> Information shown:
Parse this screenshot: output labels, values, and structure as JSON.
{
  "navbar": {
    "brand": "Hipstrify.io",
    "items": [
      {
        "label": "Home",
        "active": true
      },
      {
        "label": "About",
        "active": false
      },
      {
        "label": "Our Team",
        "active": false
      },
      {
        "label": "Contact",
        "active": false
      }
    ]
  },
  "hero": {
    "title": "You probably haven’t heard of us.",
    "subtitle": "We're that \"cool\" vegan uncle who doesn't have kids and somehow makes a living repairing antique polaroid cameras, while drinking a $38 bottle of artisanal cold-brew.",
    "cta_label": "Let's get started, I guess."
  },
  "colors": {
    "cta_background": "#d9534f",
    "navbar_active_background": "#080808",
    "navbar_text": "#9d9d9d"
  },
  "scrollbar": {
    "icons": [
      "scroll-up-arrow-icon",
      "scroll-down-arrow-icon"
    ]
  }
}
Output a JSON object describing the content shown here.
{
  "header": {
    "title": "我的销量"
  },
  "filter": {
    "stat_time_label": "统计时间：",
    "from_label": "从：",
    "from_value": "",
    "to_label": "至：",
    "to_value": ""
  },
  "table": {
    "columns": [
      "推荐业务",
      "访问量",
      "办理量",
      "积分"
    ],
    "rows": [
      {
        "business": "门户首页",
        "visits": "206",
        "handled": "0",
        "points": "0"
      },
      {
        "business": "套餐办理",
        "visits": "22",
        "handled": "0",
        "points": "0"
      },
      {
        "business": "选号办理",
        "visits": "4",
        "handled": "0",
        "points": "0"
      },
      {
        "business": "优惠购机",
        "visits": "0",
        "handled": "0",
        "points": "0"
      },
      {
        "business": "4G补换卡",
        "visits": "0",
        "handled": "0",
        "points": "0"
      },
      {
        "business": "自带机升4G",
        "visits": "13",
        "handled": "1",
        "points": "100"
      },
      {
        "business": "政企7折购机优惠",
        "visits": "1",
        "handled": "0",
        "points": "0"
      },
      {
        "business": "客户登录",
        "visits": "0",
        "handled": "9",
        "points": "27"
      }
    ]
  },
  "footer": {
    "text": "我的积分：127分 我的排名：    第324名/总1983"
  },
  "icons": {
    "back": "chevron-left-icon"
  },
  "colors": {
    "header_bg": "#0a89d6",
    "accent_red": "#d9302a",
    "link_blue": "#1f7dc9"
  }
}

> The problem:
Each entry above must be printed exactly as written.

> Exercise solution:
Parse this screenshot: output labels, values, and structure as JSON.
{
  "navbar": {
    "brand": "Hipstrify.io",
    "items": [
      {
        "label": "Home",
        "active": true
      },
      {
        "label": "About",
        "active": false
      },
      {
        "label": "Our Team",
        "active": false
      },
      {
        "label": "Contact",
        "active": false
      }
    ]
  },
  "hero": {
    "title": "You probably haven’t heard of us.",
    "subtitle": "We're that \"cool\" vegan uncle who doesn't have kids and somehow makes a living repairing antique polaroid cameras, while drinking a $38 bottle of artisanal cold-brew.",
    "cta_label": "Let's get started, I guess."
  },
  "colors": {
    "cta_background": "#d9534f",
    "navbar_active_background": "#080808",
    "navbar_text": "#9d9d9d"
  },
  "scrollbar": {
    "icons": [
      "scroll-up-arrow-icon",
      "scroll-down-arrow-icon"
    ]
  }
}
Output a JSON object describing the content shown here.
{
  "header": {
    "title": "我的销量"
  },
  "filter": {
    "stat_time_label": "统计时间：",
    "from_label": "从：",
    "from_value": "",
    "to_label": "至：",
    "to_value": ""
  },
  "table": {
    "columns": [
      "推荐业务",
      "访问量",
      "办理量",
      "积分"
    ],
    "rows": [
      {
        "business": "门户首页",
        "visits": "206",
        "handled": "0",
        "points": "0"
      },
      {
        "business": "套餐办理",
        "visits": "22",
        "handled": "0",
        "points": "0"
      },
      {
        "business": "选号办理",
        "visits": "4",
        "handled": "0",
        "points": "0"
      },
      {
        "business": "优惠购机",
        "visits": "0",
        "handled": "0",
        "points": "0"
      },
      {
        "business": "4G补换卡",
        "visits": "0",
        "handled": "0",
        "points": "0"
      },
      {
        "business": "自带机升4G",
        "visits": "13",
        "handled": "1",
        "points": "100"
      },
      {
        "business": "政企7折购机优惠",
        "visits": "1",
        "handled": "0",
        "points": "0"
      },
      {
        "business": "客户登录",
        "visits": "0",
        "handled": "9",
        "points": "27"
      }
    ]
  },
  "footer": {
    "text": "我的积分：127分 我的排名：    第324名/总1983"
  },
  "icons": {
    "back": "chevron-left-icon"
  },
  "colors": {
    "header_bg": "#0a89d6",
    "accent_red": "#d9302a",
    "link_blue": "#1f7dc9"
  }
}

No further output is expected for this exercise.